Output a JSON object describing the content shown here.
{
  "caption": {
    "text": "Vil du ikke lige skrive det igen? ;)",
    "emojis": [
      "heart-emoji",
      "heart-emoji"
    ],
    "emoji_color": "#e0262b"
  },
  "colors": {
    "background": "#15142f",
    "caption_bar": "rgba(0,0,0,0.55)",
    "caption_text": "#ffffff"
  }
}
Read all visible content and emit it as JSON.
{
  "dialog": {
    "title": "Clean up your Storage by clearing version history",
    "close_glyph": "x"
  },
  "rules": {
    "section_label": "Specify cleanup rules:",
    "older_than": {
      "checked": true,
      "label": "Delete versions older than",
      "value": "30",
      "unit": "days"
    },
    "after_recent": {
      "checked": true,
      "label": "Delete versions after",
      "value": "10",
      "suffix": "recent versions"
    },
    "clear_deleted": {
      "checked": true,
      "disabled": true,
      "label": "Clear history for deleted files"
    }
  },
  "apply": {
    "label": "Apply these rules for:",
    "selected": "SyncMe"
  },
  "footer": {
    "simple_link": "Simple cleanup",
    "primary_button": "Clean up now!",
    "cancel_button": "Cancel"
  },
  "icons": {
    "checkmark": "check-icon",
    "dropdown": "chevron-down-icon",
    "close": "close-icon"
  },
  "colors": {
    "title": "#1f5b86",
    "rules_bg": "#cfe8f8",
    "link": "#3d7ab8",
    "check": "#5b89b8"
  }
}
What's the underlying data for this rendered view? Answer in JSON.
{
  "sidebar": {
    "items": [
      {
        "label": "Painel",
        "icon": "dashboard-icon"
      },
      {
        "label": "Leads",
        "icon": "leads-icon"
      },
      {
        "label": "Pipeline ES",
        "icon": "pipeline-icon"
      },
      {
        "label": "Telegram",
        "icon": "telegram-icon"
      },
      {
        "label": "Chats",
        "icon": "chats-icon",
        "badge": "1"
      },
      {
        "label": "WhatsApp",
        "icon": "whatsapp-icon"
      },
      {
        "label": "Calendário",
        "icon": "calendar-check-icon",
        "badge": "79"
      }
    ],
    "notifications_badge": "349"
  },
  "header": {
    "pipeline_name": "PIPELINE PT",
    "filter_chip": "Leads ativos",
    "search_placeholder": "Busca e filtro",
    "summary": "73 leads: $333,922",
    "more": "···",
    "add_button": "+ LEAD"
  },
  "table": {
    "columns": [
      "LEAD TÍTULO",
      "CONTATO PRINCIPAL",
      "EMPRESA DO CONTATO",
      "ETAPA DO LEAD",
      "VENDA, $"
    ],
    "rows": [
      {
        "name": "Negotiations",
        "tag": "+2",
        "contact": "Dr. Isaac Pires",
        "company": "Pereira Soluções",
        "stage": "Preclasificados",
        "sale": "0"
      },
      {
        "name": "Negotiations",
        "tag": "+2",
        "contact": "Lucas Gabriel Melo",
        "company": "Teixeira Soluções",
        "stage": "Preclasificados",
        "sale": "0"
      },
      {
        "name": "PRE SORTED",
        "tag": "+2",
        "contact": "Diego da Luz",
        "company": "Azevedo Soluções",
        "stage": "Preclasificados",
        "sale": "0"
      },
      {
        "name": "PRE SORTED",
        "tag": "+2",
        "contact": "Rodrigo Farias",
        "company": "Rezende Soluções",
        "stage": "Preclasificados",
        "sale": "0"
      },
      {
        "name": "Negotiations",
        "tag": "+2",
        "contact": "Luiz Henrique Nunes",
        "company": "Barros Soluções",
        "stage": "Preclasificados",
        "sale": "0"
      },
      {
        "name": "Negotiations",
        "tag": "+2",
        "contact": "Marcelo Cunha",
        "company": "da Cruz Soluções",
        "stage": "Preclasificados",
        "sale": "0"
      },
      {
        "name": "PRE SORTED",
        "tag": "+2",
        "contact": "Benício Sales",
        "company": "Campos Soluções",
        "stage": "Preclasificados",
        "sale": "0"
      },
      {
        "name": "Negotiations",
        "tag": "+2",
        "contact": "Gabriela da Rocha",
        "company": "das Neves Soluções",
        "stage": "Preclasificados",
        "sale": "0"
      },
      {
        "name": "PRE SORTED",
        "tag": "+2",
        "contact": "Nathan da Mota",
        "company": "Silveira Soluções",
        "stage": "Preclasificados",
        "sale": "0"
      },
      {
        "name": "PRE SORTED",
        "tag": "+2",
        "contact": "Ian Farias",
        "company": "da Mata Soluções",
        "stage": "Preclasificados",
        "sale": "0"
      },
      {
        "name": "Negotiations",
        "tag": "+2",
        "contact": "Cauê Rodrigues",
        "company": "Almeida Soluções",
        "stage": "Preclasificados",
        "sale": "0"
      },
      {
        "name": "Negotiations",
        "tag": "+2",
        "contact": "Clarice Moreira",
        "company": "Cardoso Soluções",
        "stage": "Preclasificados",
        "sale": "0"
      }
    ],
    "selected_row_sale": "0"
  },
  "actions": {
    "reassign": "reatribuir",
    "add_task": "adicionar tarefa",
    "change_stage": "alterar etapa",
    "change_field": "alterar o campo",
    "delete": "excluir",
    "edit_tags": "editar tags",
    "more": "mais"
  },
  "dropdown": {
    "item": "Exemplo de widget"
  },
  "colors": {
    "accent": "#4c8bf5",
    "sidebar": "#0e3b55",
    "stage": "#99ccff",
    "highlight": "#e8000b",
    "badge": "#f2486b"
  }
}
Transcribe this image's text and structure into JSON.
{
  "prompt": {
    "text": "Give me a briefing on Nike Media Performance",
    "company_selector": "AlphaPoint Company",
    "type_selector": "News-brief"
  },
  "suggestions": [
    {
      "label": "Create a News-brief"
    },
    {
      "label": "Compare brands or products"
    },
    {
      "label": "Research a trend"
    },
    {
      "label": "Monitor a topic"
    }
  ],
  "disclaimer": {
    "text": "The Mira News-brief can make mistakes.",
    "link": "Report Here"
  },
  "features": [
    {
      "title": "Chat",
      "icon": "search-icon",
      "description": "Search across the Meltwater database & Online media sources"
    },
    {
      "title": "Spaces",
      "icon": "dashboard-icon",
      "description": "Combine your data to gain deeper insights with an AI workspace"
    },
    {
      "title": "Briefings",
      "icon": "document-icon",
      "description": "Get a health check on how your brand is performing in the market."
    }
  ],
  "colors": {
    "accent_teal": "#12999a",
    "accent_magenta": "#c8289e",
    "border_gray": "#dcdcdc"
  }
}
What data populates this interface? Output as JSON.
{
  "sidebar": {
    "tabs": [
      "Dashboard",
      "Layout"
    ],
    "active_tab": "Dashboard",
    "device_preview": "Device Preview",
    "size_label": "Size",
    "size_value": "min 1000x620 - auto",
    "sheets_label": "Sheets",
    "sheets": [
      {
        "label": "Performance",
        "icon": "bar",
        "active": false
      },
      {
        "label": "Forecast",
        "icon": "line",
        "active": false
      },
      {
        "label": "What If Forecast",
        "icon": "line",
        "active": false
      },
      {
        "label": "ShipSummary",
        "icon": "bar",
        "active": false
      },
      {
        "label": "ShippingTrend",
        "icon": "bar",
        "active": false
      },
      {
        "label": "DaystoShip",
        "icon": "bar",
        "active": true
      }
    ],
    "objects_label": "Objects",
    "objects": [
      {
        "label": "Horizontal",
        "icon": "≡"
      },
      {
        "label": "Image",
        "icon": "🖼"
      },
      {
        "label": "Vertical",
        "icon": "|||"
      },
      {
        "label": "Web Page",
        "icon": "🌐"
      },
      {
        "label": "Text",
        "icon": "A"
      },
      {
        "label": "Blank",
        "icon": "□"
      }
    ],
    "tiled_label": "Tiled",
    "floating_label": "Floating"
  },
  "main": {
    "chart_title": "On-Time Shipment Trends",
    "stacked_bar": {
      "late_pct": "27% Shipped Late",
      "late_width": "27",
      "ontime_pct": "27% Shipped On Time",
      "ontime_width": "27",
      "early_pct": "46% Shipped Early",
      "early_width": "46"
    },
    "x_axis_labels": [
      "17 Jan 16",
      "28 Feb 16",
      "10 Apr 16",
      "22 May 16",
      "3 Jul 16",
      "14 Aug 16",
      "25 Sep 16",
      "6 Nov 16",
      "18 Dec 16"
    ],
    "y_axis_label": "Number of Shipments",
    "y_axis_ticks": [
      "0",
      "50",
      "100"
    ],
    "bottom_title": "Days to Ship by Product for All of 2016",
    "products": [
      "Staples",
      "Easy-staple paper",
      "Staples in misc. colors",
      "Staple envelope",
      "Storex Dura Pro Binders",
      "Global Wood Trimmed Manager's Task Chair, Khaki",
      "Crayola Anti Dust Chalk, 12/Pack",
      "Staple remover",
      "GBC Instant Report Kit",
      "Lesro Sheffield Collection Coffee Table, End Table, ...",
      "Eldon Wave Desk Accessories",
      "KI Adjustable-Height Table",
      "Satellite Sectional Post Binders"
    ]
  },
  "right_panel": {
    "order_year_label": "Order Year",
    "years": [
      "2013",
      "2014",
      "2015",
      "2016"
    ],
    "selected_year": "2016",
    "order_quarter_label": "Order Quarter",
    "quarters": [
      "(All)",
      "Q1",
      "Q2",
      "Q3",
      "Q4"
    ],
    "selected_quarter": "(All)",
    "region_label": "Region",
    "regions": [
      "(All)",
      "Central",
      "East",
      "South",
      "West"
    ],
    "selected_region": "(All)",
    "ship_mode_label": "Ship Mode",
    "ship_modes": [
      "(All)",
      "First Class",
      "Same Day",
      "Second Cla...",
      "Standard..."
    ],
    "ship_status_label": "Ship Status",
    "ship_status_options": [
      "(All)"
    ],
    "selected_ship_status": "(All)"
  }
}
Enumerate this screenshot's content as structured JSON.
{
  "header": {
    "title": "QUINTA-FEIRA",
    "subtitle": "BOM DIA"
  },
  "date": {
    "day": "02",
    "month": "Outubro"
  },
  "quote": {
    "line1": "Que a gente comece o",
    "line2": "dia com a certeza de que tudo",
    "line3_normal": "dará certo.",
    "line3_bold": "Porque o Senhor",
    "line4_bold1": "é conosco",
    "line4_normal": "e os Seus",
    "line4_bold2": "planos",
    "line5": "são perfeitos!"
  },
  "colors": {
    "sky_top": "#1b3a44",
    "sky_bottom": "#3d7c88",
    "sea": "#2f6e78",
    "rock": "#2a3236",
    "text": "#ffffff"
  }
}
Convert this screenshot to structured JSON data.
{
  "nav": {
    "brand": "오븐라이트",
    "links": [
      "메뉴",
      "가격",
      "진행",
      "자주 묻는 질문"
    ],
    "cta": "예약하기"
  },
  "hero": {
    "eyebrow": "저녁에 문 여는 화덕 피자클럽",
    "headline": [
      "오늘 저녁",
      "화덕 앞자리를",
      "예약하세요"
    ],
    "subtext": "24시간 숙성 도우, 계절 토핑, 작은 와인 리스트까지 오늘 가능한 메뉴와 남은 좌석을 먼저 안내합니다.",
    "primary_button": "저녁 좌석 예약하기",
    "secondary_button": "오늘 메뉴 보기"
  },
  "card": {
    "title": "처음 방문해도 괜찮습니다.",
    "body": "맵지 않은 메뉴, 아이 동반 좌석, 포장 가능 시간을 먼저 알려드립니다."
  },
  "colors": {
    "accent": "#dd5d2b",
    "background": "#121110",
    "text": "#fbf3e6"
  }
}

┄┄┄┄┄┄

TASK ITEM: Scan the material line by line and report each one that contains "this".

EXERCISE RESPONSE:
What's the underlying data for this rendered view? Answer in JSON.
Transcribe this image's text and structure into JSON.
What data populates this interface? Output as JSON.
Enumerate this screenshot's content as structured JSON.
Convert this screenshot to structured JSON data.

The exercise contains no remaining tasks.